Happy Birthday, George Washington (sort of)
George Washington was born on February 22nd, and his birthday was unofficially celebrated by Americans on that date throughout the 19th century. February 22nd finally became a federal holiday in 1879.
The holiday was celebrated on February 22nd until 1968, when Congress passed the Uniform Monday Holiday Law to provide annual observances of certain legal public holidays on Mondays in order to “bring substantial benefits to both the spiritual and economic life of the Nation…offer greater opportunities for families—especially those whose members may be widely separated—to get together…allow our citizens greater participation in their hobbies as well as in educational and cultural activities…improve commercial and industrial production by minimizing midweek holiday interruptions of production schedules and reducing employee absenteeism before and after midweek holidays.” Since the law went into effect we have celebrated Washington’s birthday on the third Monday in February.
Although Washington was not a New Yorker, he spent a lot of time in and around New York City during the early days of our country’s existence. His prominence in our nation’s history is noted in the naming of Washington Street, Washington Square Park, and a large Washington statue in Union Square Park. (Washington Square Park, previously a potter’s field, was renamed the Washington Square Parade Ground on July 4th, 1826, the fiftieth anniversary of the Declaration of Independence). View historic images of Washington Square Park and its vicinity here.
We recognize February 22nd, 1732 as Washington’s birthday, but Washington was actually born on February 11th, 1731. In 1731, Britain and its colonies used the Julian calendar. The more accurate and currently used Gregorian calendar was not adopted by Britain and its colonies until 1752. The shift occurred because the Gregorian calendar more accurately reflects the time it takes for the Earth to circumvent the Sun. The global shift to the more accurate calendar took almost 350 years.

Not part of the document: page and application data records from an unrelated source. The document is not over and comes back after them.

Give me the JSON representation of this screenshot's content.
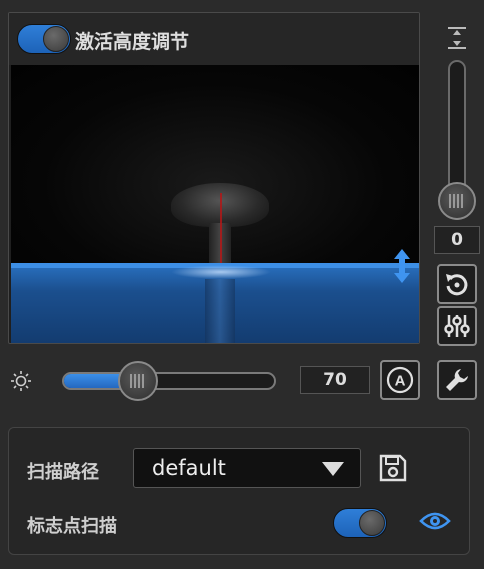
{
  "preview": {
    "header_title": "激活高度调节",
    "activate_toggle_on": true
  },
  "height_slider": {
    "value": "0",
    "icon": "fit-height-icon"
  },
  "brightness": {
    "icon": "sun-icon",
    "value": "70",
    "level_percent": 35
  },
  "tool_buttons": {
    "reset_icon": "reset-icon",
    "mixer_icon": "mixer-icon",
    "auto_icon": "auto-icon",
    "wrench_icon": "wrench-icon",
    "auto_label": "A"
  },
  "scan_panel": {
    "path_label": "扫描路径",
    "path_value": "default",
    "marker_label": "标志点扫描",
    "marker_toggle_on": true
  },
  "colors": {
    "accent": "#2f7fd8",
    "background": "#2b2b2b"
  }
}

Several European countries made the shift as early as 1582, while the last country to adopt the shift was Turkey, in 1927.